Only lines with the string "time" should be returned from the data below.

→ **INPUT MATERIAL**
▬▬▬▬▬▬▬▬▬▬
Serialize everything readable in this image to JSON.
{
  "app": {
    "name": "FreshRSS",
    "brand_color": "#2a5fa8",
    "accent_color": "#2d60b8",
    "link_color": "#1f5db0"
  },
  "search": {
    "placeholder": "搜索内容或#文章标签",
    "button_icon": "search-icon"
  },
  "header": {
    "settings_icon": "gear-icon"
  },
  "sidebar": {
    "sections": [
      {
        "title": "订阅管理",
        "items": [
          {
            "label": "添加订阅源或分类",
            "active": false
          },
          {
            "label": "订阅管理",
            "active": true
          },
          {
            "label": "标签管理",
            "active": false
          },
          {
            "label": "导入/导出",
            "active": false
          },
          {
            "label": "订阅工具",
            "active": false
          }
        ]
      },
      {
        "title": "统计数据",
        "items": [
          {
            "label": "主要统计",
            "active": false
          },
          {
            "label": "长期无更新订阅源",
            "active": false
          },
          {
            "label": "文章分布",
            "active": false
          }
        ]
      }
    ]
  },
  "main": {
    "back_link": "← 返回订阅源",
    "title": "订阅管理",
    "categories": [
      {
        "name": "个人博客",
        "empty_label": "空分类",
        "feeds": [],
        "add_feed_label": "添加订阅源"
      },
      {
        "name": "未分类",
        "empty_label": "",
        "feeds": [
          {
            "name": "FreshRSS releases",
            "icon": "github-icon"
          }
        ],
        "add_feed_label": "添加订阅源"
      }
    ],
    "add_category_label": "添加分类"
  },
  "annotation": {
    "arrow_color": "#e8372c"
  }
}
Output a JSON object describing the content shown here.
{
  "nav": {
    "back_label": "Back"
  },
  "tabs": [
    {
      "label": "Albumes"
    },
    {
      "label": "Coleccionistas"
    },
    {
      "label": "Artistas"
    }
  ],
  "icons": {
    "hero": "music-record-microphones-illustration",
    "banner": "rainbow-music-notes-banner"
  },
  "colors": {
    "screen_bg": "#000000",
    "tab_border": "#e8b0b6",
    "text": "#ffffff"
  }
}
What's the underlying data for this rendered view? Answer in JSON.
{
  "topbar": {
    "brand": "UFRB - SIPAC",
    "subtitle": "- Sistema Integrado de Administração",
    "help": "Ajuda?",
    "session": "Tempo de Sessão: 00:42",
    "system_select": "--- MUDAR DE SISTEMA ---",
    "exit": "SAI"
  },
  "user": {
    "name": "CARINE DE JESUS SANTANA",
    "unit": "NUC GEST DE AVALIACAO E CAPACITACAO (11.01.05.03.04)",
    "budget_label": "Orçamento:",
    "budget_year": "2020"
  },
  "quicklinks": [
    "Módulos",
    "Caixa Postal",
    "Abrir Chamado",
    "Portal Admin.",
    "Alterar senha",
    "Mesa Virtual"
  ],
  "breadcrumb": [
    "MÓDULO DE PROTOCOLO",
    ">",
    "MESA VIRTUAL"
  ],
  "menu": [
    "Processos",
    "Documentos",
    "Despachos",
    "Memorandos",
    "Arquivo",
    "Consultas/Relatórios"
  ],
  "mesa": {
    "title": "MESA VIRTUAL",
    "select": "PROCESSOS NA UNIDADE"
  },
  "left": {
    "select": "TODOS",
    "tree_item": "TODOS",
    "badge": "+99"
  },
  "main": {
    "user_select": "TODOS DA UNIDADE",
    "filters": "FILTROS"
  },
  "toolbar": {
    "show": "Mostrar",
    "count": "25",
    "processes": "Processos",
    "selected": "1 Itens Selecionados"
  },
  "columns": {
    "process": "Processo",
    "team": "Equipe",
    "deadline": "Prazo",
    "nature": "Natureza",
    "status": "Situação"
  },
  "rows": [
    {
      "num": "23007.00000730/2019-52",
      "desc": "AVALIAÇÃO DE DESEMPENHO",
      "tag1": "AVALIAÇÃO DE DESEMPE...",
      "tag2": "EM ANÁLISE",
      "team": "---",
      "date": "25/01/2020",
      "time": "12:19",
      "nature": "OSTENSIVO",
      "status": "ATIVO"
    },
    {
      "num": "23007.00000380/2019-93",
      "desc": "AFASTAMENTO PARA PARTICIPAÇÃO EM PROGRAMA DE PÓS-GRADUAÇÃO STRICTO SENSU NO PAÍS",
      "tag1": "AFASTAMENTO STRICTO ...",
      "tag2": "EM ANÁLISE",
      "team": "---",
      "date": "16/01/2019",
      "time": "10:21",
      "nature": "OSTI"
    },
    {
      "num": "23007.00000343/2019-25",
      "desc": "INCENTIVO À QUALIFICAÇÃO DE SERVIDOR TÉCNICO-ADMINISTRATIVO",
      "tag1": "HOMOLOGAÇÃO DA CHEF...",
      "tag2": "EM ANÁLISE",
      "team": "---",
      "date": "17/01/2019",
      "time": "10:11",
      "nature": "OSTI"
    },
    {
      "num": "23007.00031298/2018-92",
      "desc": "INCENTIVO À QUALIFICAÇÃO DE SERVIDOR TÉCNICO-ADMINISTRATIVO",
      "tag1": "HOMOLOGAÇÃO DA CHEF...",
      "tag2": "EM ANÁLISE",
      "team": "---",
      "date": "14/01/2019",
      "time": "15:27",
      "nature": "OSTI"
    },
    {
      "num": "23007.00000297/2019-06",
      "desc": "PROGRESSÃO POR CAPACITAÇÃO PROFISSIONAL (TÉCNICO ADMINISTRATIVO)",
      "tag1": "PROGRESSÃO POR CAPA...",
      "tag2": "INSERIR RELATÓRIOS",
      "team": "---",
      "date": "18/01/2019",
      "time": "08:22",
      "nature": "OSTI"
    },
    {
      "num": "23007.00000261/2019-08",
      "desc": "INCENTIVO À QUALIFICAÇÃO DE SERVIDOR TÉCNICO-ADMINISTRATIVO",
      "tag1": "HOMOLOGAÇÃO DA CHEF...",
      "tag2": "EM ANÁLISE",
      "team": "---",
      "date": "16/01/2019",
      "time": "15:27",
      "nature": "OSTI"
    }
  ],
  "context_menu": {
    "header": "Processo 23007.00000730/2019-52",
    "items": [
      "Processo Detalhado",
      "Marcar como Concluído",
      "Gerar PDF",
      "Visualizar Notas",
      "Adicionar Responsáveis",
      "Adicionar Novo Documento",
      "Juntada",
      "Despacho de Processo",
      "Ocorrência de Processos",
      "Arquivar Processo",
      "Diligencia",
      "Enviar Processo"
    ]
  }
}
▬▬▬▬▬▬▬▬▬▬
→ **SOLUTION TO THIS TASK**
      "time": "12:19",
      "time": "10:21",
      "time": "10:11",
      "time": "15:27",
      "time": "08:22",
      "time": "15:27",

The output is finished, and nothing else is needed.